So you’re new to campus and it seems like everything’s so far away. You’re thinking “What’s the best way to get around??” You keep seeing all these people on a variety of wheel machines and as an engineer you’ve gotta figure out the best one. Well I’ve been there and here are my rankings, but your mileage may vary.
Number 5: All other odd vehicles
This is a category for all those random inventions you see out there. OneWheels, self-balancing unicycles, UrbEs, etc. They’re not bad, and you’ll def stand out, but personally they’re not my favorite. But if they speak to you then go for it. They’re sure to be a conversation starter!
Number 4: Walking
The classic feet. Nothing’s wrong with it. Plenty of people get along just fine walking around campus all 4 years. I’ve done it for multiple semesters just fine, but you’ve gotta plan your trips as you can’t zip from Viterbi to the village and then to Marshall without spending a **lot** of time. But at least you’ll get your steps in and close those rings.

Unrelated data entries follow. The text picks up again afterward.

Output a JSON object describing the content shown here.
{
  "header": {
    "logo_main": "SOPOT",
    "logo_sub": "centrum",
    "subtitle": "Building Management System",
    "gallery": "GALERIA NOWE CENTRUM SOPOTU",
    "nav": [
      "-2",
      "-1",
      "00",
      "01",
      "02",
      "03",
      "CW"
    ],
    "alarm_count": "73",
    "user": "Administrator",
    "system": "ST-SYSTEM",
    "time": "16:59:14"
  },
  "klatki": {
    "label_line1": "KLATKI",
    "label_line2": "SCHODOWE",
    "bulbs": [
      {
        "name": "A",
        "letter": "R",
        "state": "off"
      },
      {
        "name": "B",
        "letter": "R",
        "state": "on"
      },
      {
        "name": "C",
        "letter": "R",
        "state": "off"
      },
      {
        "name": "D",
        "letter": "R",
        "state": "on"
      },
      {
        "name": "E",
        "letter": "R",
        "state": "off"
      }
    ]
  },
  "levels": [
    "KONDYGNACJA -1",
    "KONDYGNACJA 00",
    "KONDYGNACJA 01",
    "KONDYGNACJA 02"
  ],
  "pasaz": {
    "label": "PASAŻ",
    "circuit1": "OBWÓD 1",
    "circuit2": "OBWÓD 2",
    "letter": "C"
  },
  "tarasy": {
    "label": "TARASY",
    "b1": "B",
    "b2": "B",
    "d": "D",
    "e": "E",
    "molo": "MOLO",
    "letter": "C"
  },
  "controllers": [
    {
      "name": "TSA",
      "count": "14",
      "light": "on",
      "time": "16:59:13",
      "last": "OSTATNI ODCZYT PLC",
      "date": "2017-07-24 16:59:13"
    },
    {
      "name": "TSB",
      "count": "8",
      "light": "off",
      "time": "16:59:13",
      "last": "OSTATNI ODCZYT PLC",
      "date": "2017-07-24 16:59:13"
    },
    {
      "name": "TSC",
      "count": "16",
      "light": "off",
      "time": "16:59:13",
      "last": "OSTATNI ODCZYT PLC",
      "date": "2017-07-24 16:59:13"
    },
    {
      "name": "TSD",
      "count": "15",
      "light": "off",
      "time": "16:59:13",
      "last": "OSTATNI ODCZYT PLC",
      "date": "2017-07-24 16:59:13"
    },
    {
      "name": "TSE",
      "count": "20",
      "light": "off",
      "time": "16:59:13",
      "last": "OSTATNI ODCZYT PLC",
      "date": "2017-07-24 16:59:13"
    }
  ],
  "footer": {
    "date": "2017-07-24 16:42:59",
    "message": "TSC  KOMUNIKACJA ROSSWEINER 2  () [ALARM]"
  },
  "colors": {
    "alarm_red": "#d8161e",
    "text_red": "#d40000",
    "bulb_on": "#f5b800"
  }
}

Number 3: Biking
Every movie shows kids biking at college. It works and it’s by far the easiest to learn since almost everyone buys a bike. It’s nice since there’s a ton of racks around campus and you’ll be well equipped if you live a bit farther from campus. Just be prepared to not go fast since campus can be packed and bikes take up a ton of space
Number 2: Scooters (Electric and Normal)
Depending on who you ask, this and number 1 may be flipped but this I just my opinion. Scooters are easy to ride and since you have handle bars, they’re safer than other options. But I can’t make them #1 because of lack of style points. You’ll see a ton of athletes and other people on the electric scooters which are super fun and get around anywhere would breaking swear, but beware they can cost a pretty penny and you can’t bring them into USC housing.
I almost bought one so you can tell how conflicted I was.
Number 1: Skateboards (Electric and Normal)
It’s the best, argue with someone else.
But in all honesty I do think they are the best. They are just fast enough to get places easily and compact enough to not mind carrying since scooters and bikes can be a bit cumbersome. Yes they do have a learning curve, but we’re engineers, we do the hard stuff for fun. Start by learning on a long board since they’re sage and stable. Then eventually you’ll get the hang of it.
Personally I have both a normal and electric board. The electric ones are super cool (Ala Casey Neistat) but they cost a lot (spent 600 on mine) and going 20 miles an hour is a bit dangerous if you don’t know what you’re doing.
All in all, it’s a great way to get around but if you can’t stomach the skateboard then I guess scooters are for you (but the loss of style points hurts).